> _INSTRUCTIONS FOR THE TASK_
Scan the entries below for the word "last". Copy each line that has it.
STUDY MATERIAL START
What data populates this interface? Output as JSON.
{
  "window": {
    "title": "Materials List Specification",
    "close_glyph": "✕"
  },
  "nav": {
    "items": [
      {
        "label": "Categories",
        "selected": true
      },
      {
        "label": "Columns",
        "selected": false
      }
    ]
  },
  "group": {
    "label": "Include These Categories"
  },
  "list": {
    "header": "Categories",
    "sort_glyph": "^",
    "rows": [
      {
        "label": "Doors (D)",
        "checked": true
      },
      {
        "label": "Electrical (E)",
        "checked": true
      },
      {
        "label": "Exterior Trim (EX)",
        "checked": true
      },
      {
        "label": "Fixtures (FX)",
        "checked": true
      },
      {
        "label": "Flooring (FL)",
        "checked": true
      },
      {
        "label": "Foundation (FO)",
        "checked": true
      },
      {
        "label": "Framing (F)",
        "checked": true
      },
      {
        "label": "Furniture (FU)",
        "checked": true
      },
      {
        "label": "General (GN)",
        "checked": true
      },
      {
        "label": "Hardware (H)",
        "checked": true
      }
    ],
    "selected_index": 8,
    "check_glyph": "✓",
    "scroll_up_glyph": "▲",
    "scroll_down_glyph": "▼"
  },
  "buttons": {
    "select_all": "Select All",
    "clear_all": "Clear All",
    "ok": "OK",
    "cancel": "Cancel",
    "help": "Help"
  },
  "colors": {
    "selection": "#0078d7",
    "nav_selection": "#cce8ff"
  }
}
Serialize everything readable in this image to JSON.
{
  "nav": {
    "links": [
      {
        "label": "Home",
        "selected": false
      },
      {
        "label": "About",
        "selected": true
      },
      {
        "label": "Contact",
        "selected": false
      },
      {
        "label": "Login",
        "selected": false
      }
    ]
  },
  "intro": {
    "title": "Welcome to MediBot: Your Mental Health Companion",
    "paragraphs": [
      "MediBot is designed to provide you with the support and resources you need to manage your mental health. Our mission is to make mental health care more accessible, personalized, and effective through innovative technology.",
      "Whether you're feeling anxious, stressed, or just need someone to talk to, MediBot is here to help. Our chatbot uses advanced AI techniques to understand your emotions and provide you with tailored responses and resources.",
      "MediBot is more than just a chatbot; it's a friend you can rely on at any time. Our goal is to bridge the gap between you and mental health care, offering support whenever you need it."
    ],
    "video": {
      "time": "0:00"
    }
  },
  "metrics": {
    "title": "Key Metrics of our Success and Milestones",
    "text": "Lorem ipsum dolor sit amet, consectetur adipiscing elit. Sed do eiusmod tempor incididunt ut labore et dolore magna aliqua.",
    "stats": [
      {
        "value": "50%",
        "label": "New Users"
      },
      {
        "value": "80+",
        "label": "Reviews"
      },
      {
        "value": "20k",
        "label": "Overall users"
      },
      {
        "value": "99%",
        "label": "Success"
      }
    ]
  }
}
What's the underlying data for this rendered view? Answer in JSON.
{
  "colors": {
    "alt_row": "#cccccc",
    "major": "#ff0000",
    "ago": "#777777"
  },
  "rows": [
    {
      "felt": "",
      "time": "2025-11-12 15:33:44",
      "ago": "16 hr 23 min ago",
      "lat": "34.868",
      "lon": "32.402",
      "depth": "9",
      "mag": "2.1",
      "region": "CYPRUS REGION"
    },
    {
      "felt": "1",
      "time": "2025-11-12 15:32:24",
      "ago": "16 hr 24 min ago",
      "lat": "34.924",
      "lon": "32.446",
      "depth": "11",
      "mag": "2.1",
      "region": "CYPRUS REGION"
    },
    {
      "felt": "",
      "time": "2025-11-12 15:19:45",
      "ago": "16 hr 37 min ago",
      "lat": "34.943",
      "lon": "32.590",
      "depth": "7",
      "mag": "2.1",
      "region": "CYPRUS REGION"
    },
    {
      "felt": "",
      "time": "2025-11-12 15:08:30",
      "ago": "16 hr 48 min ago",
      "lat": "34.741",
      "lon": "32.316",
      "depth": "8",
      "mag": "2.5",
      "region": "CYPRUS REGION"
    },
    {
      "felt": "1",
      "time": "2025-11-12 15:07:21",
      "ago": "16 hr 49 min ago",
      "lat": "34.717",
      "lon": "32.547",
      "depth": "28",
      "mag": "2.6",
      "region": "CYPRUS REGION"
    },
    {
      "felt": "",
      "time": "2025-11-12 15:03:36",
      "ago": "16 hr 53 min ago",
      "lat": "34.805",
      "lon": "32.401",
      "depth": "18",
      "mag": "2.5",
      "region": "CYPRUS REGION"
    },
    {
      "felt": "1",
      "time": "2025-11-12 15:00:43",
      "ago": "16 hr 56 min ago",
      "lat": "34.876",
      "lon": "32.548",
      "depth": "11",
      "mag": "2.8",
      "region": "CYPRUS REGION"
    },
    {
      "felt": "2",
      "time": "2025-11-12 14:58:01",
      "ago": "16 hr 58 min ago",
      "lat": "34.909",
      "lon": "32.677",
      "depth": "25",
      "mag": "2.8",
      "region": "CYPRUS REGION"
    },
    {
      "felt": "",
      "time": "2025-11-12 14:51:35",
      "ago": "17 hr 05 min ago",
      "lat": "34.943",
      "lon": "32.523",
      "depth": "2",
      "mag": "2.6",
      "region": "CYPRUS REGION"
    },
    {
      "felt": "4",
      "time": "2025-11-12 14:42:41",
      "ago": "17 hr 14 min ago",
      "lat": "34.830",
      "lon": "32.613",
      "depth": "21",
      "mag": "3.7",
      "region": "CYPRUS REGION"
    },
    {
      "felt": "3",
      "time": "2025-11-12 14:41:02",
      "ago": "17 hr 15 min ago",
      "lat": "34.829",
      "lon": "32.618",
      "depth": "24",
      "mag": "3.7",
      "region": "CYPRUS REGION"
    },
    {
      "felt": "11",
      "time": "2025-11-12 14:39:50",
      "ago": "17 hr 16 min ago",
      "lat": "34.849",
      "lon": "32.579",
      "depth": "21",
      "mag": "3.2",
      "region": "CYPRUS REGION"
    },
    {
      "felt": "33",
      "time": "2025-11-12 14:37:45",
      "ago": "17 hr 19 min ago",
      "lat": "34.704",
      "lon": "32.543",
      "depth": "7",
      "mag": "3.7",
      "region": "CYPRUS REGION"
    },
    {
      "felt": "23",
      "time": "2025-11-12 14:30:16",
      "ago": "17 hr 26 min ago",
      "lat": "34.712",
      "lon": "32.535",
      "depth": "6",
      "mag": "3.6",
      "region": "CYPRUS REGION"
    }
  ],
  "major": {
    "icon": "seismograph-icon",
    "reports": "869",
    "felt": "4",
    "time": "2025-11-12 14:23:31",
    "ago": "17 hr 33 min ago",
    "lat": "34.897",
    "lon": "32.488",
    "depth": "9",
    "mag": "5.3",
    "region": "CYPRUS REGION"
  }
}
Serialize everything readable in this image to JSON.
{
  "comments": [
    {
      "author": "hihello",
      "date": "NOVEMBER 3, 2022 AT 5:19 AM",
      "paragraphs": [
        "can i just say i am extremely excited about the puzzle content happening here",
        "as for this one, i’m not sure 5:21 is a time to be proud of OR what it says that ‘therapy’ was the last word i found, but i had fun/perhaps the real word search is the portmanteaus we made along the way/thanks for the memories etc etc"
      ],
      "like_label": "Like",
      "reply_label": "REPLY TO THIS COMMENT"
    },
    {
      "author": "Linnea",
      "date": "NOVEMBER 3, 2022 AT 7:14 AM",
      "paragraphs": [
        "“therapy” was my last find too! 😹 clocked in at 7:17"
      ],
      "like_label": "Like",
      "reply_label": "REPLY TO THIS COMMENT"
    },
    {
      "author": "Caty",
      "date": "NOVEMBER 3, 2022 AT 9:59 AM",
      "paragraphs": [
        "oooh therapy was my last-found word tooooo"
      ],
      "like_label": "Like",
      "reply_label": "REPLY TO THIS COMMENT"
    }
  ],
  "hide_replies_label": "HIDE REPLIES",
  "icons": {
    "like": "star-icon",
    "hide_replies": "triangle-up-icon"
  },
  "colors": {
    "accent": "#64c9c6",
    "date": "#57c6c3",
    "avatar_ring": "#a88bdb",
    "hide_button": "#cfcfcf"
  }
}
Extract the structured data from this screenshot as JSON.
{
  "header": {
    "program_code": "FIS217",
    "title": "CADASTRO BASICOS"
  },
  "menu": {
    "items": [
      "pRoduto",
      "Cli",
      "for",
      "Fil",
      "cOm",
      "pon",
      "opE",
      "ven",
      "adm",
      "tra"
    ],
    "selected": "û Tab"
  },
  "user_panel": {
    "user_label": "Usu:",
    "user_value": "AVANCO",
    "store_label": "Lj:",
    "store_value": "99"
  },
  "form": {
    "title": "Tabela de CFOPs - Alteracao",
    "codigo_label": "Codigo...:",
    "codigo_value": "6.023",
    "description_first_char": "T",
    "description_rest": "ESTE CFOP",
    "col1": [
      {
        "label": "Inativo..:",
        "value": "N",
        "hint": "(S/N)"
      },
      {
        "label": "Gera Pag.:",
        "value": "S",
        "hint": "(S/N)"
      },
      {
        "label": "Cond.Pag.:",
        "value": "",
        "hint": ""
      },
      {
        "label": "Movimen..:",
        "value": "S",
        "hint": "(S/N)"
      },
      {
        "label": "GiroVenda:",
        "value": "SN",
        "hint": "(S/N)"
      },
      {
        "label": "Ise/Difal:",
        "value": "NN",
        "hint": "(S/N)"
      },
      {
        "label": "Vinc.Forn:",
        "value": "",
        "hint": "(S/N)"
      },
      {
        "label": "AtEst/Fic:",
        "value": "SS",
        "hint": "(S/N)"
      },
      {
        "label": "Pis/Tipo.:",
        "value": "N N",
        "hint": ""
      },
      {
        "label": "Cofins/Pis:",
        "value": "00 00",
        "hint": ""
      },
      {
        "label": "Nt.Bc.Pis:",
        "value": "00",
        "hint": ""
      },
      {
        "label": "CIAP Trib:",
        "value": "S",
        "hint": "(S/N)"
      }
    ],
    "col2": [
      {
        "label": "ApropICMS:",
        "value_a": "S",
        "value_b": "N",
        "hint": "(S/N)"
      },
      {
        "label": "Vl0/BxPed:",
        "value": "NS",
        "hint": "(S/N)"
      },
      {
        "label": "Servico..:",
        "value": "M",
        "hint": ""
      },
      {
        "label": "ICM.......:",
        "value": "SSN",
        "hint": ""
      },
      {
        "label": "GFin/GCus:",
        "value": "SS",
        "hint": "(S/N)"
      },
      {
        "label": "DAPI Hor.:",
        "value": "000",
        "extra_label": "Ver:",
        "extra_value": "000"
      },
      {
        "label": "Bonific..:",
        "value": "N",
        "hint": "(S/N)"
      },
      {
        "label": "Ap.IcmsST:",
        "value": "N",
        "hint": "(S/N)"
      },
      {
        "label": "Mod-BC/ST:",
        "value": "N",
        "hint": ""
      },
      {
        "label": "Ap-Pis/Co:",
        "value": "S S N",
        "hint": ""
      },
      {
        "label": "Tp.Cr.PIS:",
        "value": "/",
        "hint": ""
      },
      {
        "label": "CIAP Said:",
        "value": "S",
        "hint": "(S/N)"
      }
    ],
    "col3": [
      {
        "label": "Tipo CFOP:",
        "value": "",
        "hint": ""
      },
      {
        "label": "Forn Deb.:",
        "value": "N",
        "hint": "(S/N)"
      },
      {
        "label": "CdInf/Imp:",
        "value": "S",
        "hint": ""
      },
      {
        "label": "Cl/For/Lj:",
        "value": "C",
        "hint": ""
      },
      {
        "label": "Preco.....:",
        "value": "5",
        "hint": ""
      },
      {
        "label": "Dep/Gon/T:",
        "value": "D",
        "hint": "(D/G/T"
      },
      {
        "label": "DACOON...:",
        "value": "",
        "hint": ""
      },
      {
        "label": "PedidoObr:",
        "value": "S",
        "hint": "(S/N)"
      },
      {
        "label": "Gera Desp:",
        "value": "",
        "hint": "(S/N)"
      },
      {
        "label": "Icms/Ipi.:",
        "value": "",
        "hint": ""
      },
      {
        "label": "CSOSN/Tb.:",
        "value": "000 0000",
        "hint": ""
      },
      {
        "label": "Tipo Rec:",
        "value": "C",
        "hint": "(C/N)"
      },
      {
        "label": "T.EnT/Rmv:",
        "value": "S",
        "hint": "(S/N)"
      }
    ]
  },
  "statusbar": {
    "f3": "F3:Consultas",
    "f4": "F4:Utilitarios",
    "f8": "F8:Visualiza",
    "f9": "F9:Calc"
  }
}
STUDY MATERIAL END
> _TASK RESULT_
        "as for this one, i’m not sure 5:21 is a time to be proud of OR what it says that ‘therapy’ was the last word i found, but i had fun/perhaps the real word search is the portmanteaus we made along the way/thanks for the memories etc etc"
        "“therapy” was my last find too! 😹 clocked in at 7:17"
        "oooh therapy was my last-found word tooooo"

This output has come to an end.